* _Dataset_
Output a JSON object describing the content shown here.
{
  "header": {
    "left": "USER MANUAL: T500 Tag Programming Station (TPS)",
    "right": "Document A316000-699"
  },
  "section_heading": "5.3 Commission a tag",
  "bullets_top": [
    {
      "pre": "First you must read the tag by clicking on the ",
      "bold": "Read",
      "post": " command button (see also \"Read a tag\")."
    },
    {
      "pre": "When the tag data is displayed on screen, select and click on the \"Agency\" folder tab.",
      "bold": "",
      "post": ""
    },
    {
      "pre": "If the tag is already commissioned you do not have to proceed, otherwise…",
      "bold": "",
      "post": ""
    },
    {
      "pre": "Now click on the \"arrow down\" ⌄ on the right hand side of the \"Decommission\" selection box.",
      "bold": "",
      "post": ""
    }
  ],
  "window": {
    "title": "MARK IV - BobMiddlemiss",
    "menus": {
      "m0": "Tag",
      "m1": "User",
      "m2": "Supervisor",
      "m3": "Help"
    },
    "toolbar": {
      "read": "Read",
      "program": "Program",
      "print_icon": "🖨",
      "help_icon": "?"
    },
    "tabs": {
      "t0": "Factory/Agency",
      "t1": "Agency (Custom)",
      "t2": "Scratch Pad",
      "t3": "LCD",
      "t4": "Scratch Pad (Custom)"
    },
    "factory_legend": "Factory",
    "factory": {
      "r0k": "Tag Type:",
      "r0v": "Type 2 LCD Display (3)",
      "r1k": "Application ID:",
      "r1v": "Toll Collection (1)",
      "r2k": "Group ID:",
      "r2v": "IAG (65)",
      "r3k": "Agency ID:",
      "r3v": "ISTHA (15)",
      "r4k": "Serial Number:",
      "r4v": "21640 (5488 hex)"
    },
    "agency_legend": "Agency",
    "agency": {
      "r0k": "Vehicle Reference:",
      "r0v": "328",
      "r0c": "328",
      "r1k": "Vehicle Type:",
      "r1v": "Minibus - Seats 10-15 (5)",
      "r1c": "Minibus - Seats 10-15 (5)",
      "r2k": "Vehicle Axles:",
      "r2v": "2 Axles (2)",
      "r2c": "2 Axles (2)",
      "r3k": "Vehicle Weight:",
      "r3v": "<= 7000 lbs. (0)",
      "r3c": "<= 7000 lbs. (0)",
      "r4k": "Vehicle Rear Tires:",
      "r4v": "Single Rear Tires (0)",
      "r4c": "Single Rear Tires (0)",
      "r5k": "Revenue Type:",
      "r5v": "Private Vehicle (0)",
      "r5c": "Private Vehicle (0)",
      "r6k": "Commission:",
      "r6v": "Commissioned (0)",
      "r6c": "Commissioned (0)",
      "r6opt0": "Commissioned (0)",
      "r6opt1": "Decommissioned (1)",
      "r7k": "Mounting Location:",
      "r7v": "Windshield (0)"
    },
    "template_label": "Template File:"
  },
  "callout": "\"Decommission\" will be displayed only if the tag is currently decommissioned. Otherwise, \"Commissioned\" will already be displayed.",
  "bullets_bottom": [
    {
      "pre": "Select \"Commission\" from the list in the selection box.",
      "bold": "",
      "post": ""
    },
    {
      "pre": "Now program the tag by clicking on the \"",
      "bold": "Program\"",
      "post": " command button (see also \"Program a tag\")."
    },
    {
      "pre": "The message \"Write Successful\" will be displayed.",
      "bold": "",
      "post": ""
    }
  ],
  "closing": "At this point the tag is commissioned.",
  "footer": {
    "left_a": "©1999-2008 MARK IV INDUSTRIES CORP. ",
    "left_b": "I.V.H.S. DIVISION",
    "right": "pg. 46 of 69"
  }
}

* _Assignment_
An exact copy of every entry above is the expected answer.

* _Exercise answer_
Output a JSON object describing the content shown here.
{
  "header": {
    "left": "USER MANUAL: T500 Tag Programming Station (TPS)",
    "right": "Document A316000-699"
  },
  "section_heading": "5.3 Commission a tag",
  "bullets_top": [
    {
      "pre": "First you must read the tag by clicking on the ",
      "bold": "Read",
      "post": " command button (see also \"Read a tag\")."
    },
    {
      "pre": "When the tag data is displayed on screen, select and click on the \"Agency\" folder tab.",
      "bold": "",
      "post": ""
    },
    {
      "pre": "If the tag is already commissioned you do not have to proceed, otherwise…",
      "bold": "",
      "post": ""
    },
    {
      "pre": "Now click on the \"arrow down\" ⌄ on the right hand side of the \"Decommission\" selection box.",
      "bold": "",
      "post": ""
    }
  ],
  "window": {
    "title": "MARK IV - BobMiddlemiss",
    "menus": {
      "m0": "Tag",
      "m1": "User",
      "m2": "Supervisor",
      "m3": "Help"
    },
    "toolbar": {
      "read": "Read",
      "program": "Program",
      "print_icon": "🖨",
      "help_icon": "?"
    },
    "tabs": {
      "t0": "Factory/Agency",
      "t1": "Agency (Custom)",
      "t2": "Scratch Pad",
      "t3": "LCD",
      "t4": "Scratch Pad (Custom)"
    },
    "factory_legend": "Factory",
    "factory": {
      "r0k": "Tag Type:",
      "r0v": "Type 2 LCD Display (3)",
      "r1k": "Application ID:",
      "r1v": "Toll Collection (1)",
      "r2k": "Group ID:",
      "r2v": "IAG (65)",
      "r3k": "Agency ID:",
      "r3v": "ISTHA (15)",
      "r4k": "Serial Number:",
      "r4v": "21640 (5488 hex)"
    },
    "agency_legend": "Agency",
    "agency": {
      "r0k": "Vehicle Reference:",
      "r0v": "328",
      "r0c": "328",
      "r1k": "Vehicle Type:",
      "r1v": "Minibus - Seats 10-15 (5)",
      "r1c": "Minibus - Seats 10-15 (5)",
      "r2k": "Vehicle Axles:",
      "r2v": "2 Axles (2)",
      "r2c": "2 Axles (2)",
      "r3k": "Vehicle Weight:",
      "r3v": "<= 7000 lbs. (0)",
      "r3c": "<= 7000 lbs. (0)",
      "r4k": "Vehicle Rear Tires:",
      "r4v": "Single Rear Tires (0)",
      "r4c": "Single Rear Tires (0)",
      "r5k": "Revenue Type:",
      "r5v": "Private Vehicle (0)",
      "r5c": "Private Vehicle (0)",
      "r6k": "Commission:",
      "r6v": "Commissioned (0)",
      "r6c": "Commissioned (0)",
      "r6opt0": "Commissioned (0)",
      "r6opt1": "Decommissioned (1)",
      "r7k": "Mounting Location:",
      "r7v": "Windshield (0)"
    },
    "template_label": "Template File:"
  },
  "callout": "\"Decommission\" will be displayed only if the tag is currently decommissioned. Otherwise, \"Commissioned\" will already be displayed.",
  "bullets_bottom": [
    {
      "pre": "Select \"Commission\" from the list in the selection box.",
      "bold": "",
      "post": ""
    },
    {
      "pre": "Now program the tag by clicking on the \"",
      "bold": "Program\"",
      "post": " command button (see also \"Program a tag\")."
    },
    {
      "pre": "The message \"Write Successful\" will be displayed.",
      "bold": "",
      "post": ""
    }
  ],
  "closing": "At this point the tag is commissioned.",
  "footer": {
    "left_a": "©1999-2008 MARK IV INDUSTRIES CORP. ",
    "left_b": "I.V.H.S. DIVISION",
    "right": "pg. 46 of 69"
  }
}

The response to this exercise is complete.